It’s been a week since the groundbreaking Belgian born feminist filmmaker Chantal Akerman took her own life at the age of 65. In the wake of the news there has been an outpouring of love from the film community coming in from everywhere. Just two days after the news broke, Sight & Sound published an emotional memorial by filmmaker Robert Greene who wrote, “Akerman was an expressive, fearless filmmaker and this first exposure changed my life. Virtually every thought I’ve had about movies since has been influenced in some way by my first encounter with Akerman’s way of seeing.” The outlet also posted an introduction to her film LÀ-BAS by Nick James from back in 2006, as well as Cristina Álvarez López and Adrian Martin‘s primer on her films which was originally published earlier this year.
Writing in The Guardian, director Joanna Hogg and journalist Adam Roberts, who have been curating a full retrospective of her work, reflected on Akerman’s singular talent, writing, “She ought not need an introduction – she is a film-maker who changed what cinema is or could be or ought to be. She strode effortlessly into the roll-call of great auteurs, her work into the lists of best films ever made.” David Jenkins also wrote a piece celebrating the work of the deceased filmmaker for The Guardian.

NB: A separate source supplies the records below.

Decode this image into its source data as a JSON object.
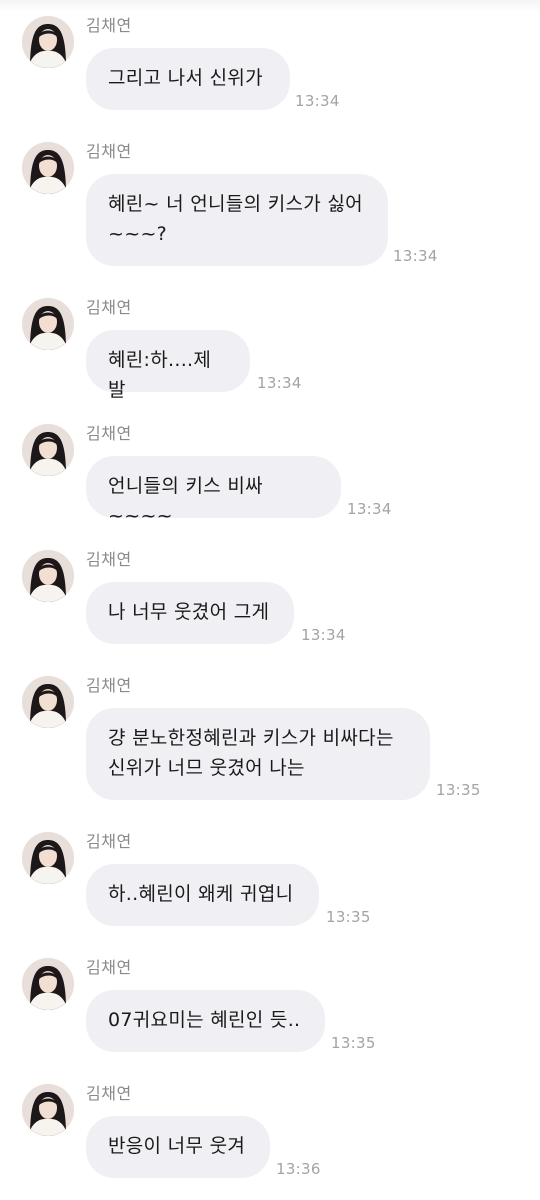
{
  "chat": {
    "messages": [
      {
        "sender": "김채연",
        "text": "그리고 나서 신위가",
        "time": "13:34"
      },
      {
        "sender": "김채연",
        "text": "혜린~ 너 언니들의 키스가 싫어\n~~~?",
        "time": "13:34"
      },
      {
        "sender": "김채연",
        "text": "혜린:하....제발",
        "time": "13:34"
      },
      {
        "sender": "김채연",
        "text": "언니들의 키스 비싸~~~~",
        "time": "13:34"
      },
      {
        "sender": "김채연",
        "text": "나 너무 웃겼어 그게",
        "time": "13:34"
      },
      {
        "sender": "김채연",
        "text": "걍 분노한정혜린과 키스가 비싸다는\n신위가 너므 웃겼어 나는",
        "time": "13:35"
      },
      {
        "sender": "김채연",
        "text": "하..혜린이 왜케 귀엽니",
        "time": "13:35"
      },
      {
        "sender": "김채연",
        "text": "07귀요미는 혜린인 듯..",
        "time": "13:35"
      },
      {
        "sender": "김채연",
        "text": "반응이 너무 웃겨",
        "time": "13:36"
      }
    ]
  },
  "colors": {
    "bubble": "#f0f0f4",
    "sender": "#8a8a8e",
    "timestamp": "#a3a3a8",
    "text": "#1a1a1a"
  }
}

The American premiere of her latest film, NO HOME MOVIE, was last week at the New York Film Festival where Kent Jones and Amy Taubin introduced the film, indieWIRE’s Tarek Shoukri reported on the devastating event, while Jones himself reflected on Akerman’s passing at the Film Society of Lincoln Center’s website, “The tributes have begun, as they should. And time will pass, and the shock will come to an end, and we’ll look at her movies again, and… then what? We’ll be shocked again. Chantal’s films do not comfort. They jolt and they re-orient, they put you and me face to face with accumulating time, in whose shadow we live whether we know it or not. That’s the source of their terror and their great beauty—one in the same.”

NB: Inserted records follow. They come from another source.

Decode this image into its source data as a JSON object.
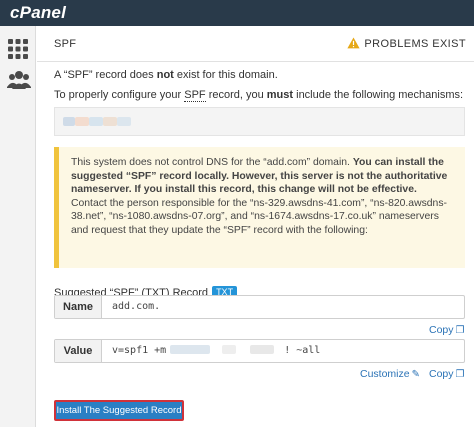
{
  "app": {
    "logo": "cPanel"
  },
  "header": {
    "title": "SPF",
    "status": "PROBLEMS EXIST"
  },
  "intro": {
    "line1_pre": "A “SPF” record does ",
    "line1_bold": "not",
    "line1_post": " exist for this domain.",
    "line2_pre": "To properly configure your ",
    "line2_spf": "SPF",
    "line2_mid": " record, you ",
    "line2_bold": "must",
    "line2_post": " include the following mechanisms:"
  },
  "notice": {
    "t1": "This system does not control DNS for the “add.com” domain. ",
    "t2": "You can install the suggested “SPF” record locally. However, this server is not the authoritative nameserver. If you install this record, this change will not be effective.",
    "t3": " Contact the person responsible for the “ns-329.awsdns-41.com”, “ns-820.awsdns-38.net”, “ns-1080.awsdns-07.org”, and “ns-1674.awsdns-17.co.uk” nameservers and request that they update the “SPF” record with the following:"
  },
  "suggested": {
    "label": "Suggested “SPF” (TXT) Record",
    "badge": "TXT"
  },
  "name_field": {
    "label": "Name",
    "value": "add.com."
  },
  "value_field": {
    "label": "Value",
    "value_start": "v=spf1 +m",
    "value_end": "! ~all"
  },
  "links": {
    "copy": "Copy",
    "customize": "Customize"
  },
  "install_button": {
    "label": "Install The Suggested Record"
  },
  "colors": {
    "topbar": "#293a4a",
    "accent": "#2b73b6",
    "warning": "#f0c33c",
    "badge": "#2494d8",
    "highlight": "#d0323a"
  }
}
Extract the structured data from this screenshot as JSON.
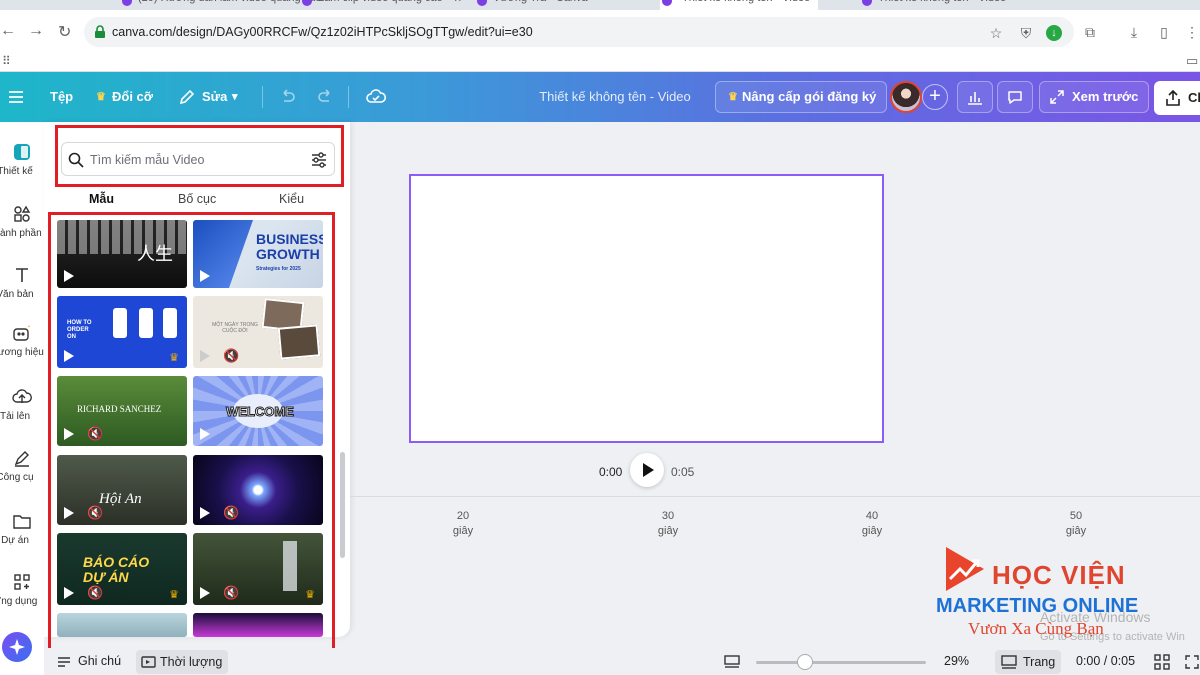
{
  "browser": {
    "tabs": [
      "(20) Hướng dẫn làm video quảng cáo",
      "Làm clip video quảng cáo - Tr",
      "Vương Trà - Canva",
      "Thiết kế không tên - Video",
      "Thiết kế không tên - Video"
    ],
    "url": "canva.com/design/DAGy00RRCFw/Qz1z02iHTPcSkljSOgTTgw/edit?ui=e30"
  },
  "toolbar": {
    "file_label": "Tệp",
    "resize_label": "Đổi cỡ",
    "edit_label": "Sửa",
    "design_title": "Thiết kế không tên - Video",
    "upgrade_label": "Nâng cấp gói đăng ký",
    "preview_label": "Xem trước",
    "share_label": "Ch"
  },
  "rail": {
    "items": [
      {
        "label": "Thiết kế",
        "icon": "design-icon"
      },
      {
        "label": "Thành phần",
        "icon": "elements-icon"
      },
      {
        "label": "Văn bản",
        "icon": "text-icon"
      },
      {
        "label": "Thương hiệu",
        "icon": "brand-icon"
      },
      {
        "label": "Tải lên",
        "icon": "upload-icon"
      },
      {
        "label": "Công cụ",
        "icon": "tools-icon"
      },
      {
        "label": "Dự án",
        "icon": "folder-icon"
      },
      {
        "label": "Ứng dụng",
        "icon": "apps-icon"
      }
    ]
  },
  "panel": {
    "search_placeholder": "Tìm kiếm mẫu Video",
    "tabs": [
      "Mẫu",
      "Bố cục",
      "Kiểu"
    ],
    "active_tab": "Mẫu",
    "templates": [
      {
        "text": "人生"
      },
      {
        "text": "BUSINESS GROWTH",
        "sub": "Strategies for 2025"
      },
      {
        "text": "HOW TO ORDER ON"
      },
      {
        "text": "MỘT NGÀY TRONG CUỘC ĐỜI"
      },
      {
        "text": "RICHARD SANCHEZ"
      },
      {
        "text": "WELCOME"
      },
      {
        "text": "Hội An"
      },
      {
        "text": ""
      },
      {
        "text": "BÁO CÁO DỰ ÁN"
      },
      {
        "text": ""
      }
    ]
  },
  "player": {
    "current_time": "0:00",
    "duration": "0:05"
  },
  "timeline": {
    "ticks": [
      {
        "value": "20",
        "unit": "giây"
      },
      {
        "value": "30",
        "unit": "giây"
      },
      {
        "value": "40",
        "unit": "giây"
      },
      {
        "value": "50",
        "unit": "giây"
      }
    ]
  },
  "bottom": {
    "notes_label": "Ghi chú",
    "duration_label": "Thời lượng",
    "zoom": "29%",
    "zoom_fraction": 0.29,
    "pages_label": "Trang",
    "time_readout": "0:00 / 0:05"
  },
  "watermark": {
    "line1": "HỌC VIỆN",
    "line2": "MARKETING ONLINE",
    "line3": "Vươn Xa Cùng Bạn",
    "activate1": "Activate Windows",
    "activate2": "Go to Settings to activate Win"
  },
  "colors": {
    "accent_purple": "#8b5cf6",
    "highlight_red": "#e01e26",
    "toolbar_start": "#1eb6c9",
    "toolbar_end": "#7a55e6"
  }
}
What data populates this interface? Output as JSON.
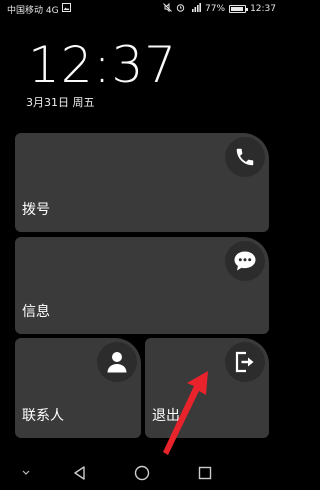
{
  "status_bar": {
    "carrier": "中国移动 4G",
    "battery_text": "77%",
    "time": "12:37"
  },
  "lock": {
    "clock": "12:37",
    "date": "3月31日 周五"
  },
  "tiles": [
    {
      "label": "拨号",
      "icon": "phone-icon"
    },
    {
      "label": "信息",
      "icon": "chat-bubble-icon"
    },
    {
      "label": "联系人",
      "icon": "person-icon"
    },
    {
      "label": "退出",
      "icon": "exit-icon"
    }
  ],
  "nav": {
    "items": [
      "chevron-down-icon",
      "back-icon",
      "home-icon",
      "recents-icon"
    ]
  },
  "colors": {
    "tile": "#3a3a3a",
    "icon_circle": "#2c2c2c",
    "annotation_arrow": "#e8232b"
  }
}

More tributes were published in The New York Times by the likes of J. Hoberman, Moira Weigel, and Rachel Donadio and Cara Buckley. Richard Brody, writing his salute to Akerman in The New Yorker wrote, “If there’s one thing that Akerman achieved in her films, it’s the elevation of private life, of what’s extraordinary about what’s seemingly ordinary, into the apt matter of art. Her work is recklessly, freely personal, and she came before the audience that day in order to have a personal discussion in public. In a few harsh phrases, Akerman changed forever the way I think of—and approach—events onstage. She made me think about what I say and, with her emphasis on the intimate, the sincere, and the spontaneous, made me not overthink what I say.” Curve Magazine’s Victoria A. Brownworth also published a memorial piece, as did Glenn Kenny in his blog, Some Came Running, and Mark Harris at Grantland who heartbreakingly ruminated on seeing her last film, “I wonder, now, what moviegoers will make of one of its final moments — a twist, in a way, in which suddenly it is Chantal Akerman who we see, far from her mother, in her own space. It’s a room of her own but also a room that seems not to belong to her, and that will eventually be defined by her absence. She draws a curtain, and we are left, now permanently, looking for an answer in the emptiness of where she used to be.”

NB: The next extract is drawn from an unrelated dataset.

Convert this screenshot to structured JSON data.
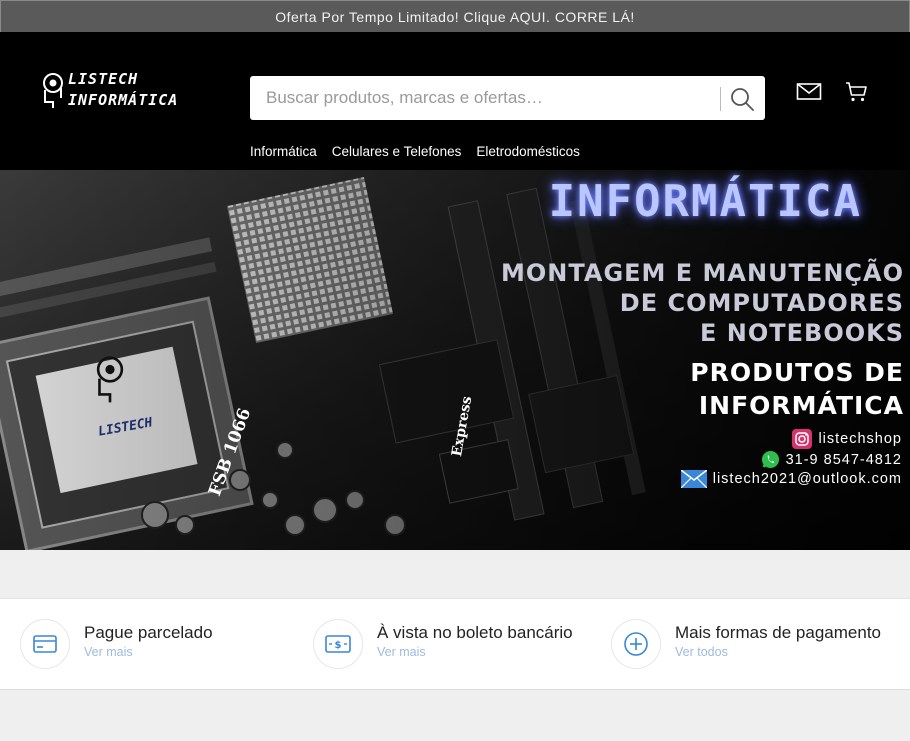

Most humbly, Stranger Than Fiction continues this week with Sundance Grand Jury Prize winner THE RUSSIAN WOODPECKER, which The Guardian’s Charlie Phillips called “a rollicking ride of masterly narrative construction.” Director Chad Gracia will be on hand for a post-screening Q&A. Tickets are still available here.